- _Exercise prompt_: Copy out the data exactly as it appears, without a single image.

- _Data to examine_:

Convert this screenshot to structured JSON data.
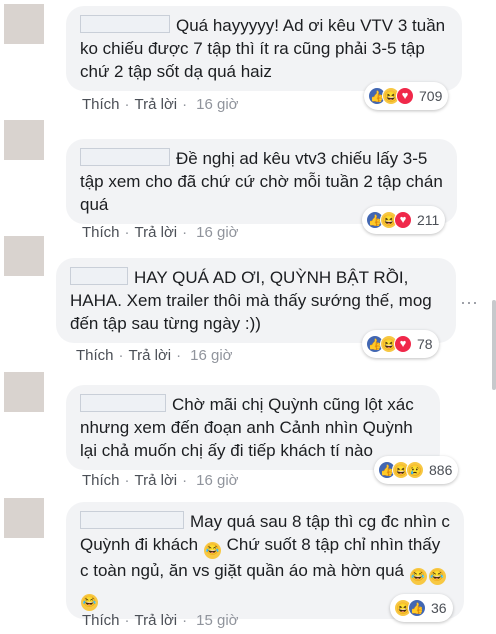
{
  "comments": [
    {
      "text": "Quá hayyyyy! Ad ơi kêu VTV 3 tuần ko chiếu được 7 tập thì ít ra cũng phải 3-5 tập chứ 2 tập sốt dạ quá haiz",
      "like": "Thích",
      "reply": "Trả lời",
      "time": "16 giờ",
      "reactions": [
        "like-icon",
        "haha-icon",
        "love-icon"
      ],
      "count": "709"
    },
    {
      "text": "Đề nghị ad kêu vtv3 chiếu lấy 3-5 tập xem cho đã chứ cứ chờ mỗi tuần 2 tập chán quá",
      "like": "Thích",
      "reply": "Trả lời",
      "time": "16 giờ",
      "reactions": [
        "like-icon",
        "haha-icon",
        "love-icon"
      ],
      "count": "211"
    },
    {
      "text": "HAY QUÁ AD ƠI, QUỲNH BẬT RỒI, HAHA. Xem trailer thôi mà thấy sướng thế, mog đến tập sau từng ngày :))",
      "like": "Thích",
      "reply": "Trả lời",
      "time": "16 giờ",
      "reactions": [
        "like-icon",
        "haha-icon",
        "love-icon"
      ],
      "count": "78"
    },
    {
      "text": "Chờ mãi chị Quỳnh cũng lột xác nhưng xem đến đoạn anh Cảnh nhìn Quỳnh lại chả muốn chị ấy đi tiếp khách tí nào",
      "like": "Thích",
      "reply": "Trả lời",
      "time": "16 giờ",
      "reactions": [
        "like-icon",
        "haha-icon",
        "sad-icon"
      ],
      "count": "886"
    },
    {
      "text_a": "May quá sau 8 tập thì cg đc nhìn c Quỳnh đi khách",
      "text_b": "Chứ suốt 8 tập chỉ nhìn thấy c toàn ngủ, ăn vs giặt quần áo mà hờn quá",
      "like": "Thích",
      "reply": "Trả lời",
      "time": "15 giờ",
      "reactions": [
        "haha-icon",
        "like-icon"
      ],
      "count": "36"
    }
  ],
  "more_label": "···"
}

- _Result for this exercise_:
Convert this screenshot to structured JSON data.
{
  "comments": [
    {
      "text": "Quá hayyyyy! Ad ơi kêu VTV 3 tuần ko chiếu được 7 tập thì ít ra cũng phải 3-5 tập chứ 2 tập sốt dạ quá haiz",
      "like": "Thích",
      "reply": "Trả lời",
      "time": "16 giờ",
      "reactions": [
        "like-icon",
        "haha-icon",
        "love-icon"
      ],
      "count": "709"
    },
    {
      "text": "Đề nghị ad kêu vtv3 chiếu lấy 3-5 tập xem cho đã chứ cứ chờ mỗi tuần 2 tập chán quá",
      "like": "Thích",
      "reply": "Trả lời",
      "time": "16 giờ",
      "reactions": [
        "like-icon",
        "haha-icon",
        "love-icon"
      ],
      "count": "211"
    },
    {
      "text": "HAY QUÁ AD ƠI, QUỲNH BẬT RỒI, HAHA. Xem trailer thôi mà thấy sướng thế, mog đến tập sau từng ngày :))",
      "like": "Thích",
      "reply": "Trả lời",
      "time": "16 giờ",
      "reactions": [
        "like-icon",
        "haha-icon",
        "love-icon"
      ],
      "count": "78"
    },
    {
      "text": "Chờ mãi chị Quỳnh cũng lột xác nhưng xem đến đoạn anh Cảnh nhìn Quỳnh lại chả muốn chị ấy đi tiếp khách tí nào",
      "like": "Thích",
      "reply": "Trả lời",
      "time": "16 giờ",
      "reactions": [
        "like-icon",
        "haha-icon",
        "sad-icon"
      ],
      "count": "886"
    },
    {
      "text_a": "May quá sau 8 tập thì cg đc nhìn c Quỳnh đi khách",
      "text_b": "Chứ suốt 8 tập chỉ nhìn thấy c toàn ngủ, ăn vs giặt quần áo mà hờn quá",
      "like": "Thích",
      "reply": "Trả lời",
      "time": "15 giờ",
      "reactions": [
        "haha-icon",
        "like-icon"
      ],
      "count": "36"
    }
  ],
  "more_label": "···"
}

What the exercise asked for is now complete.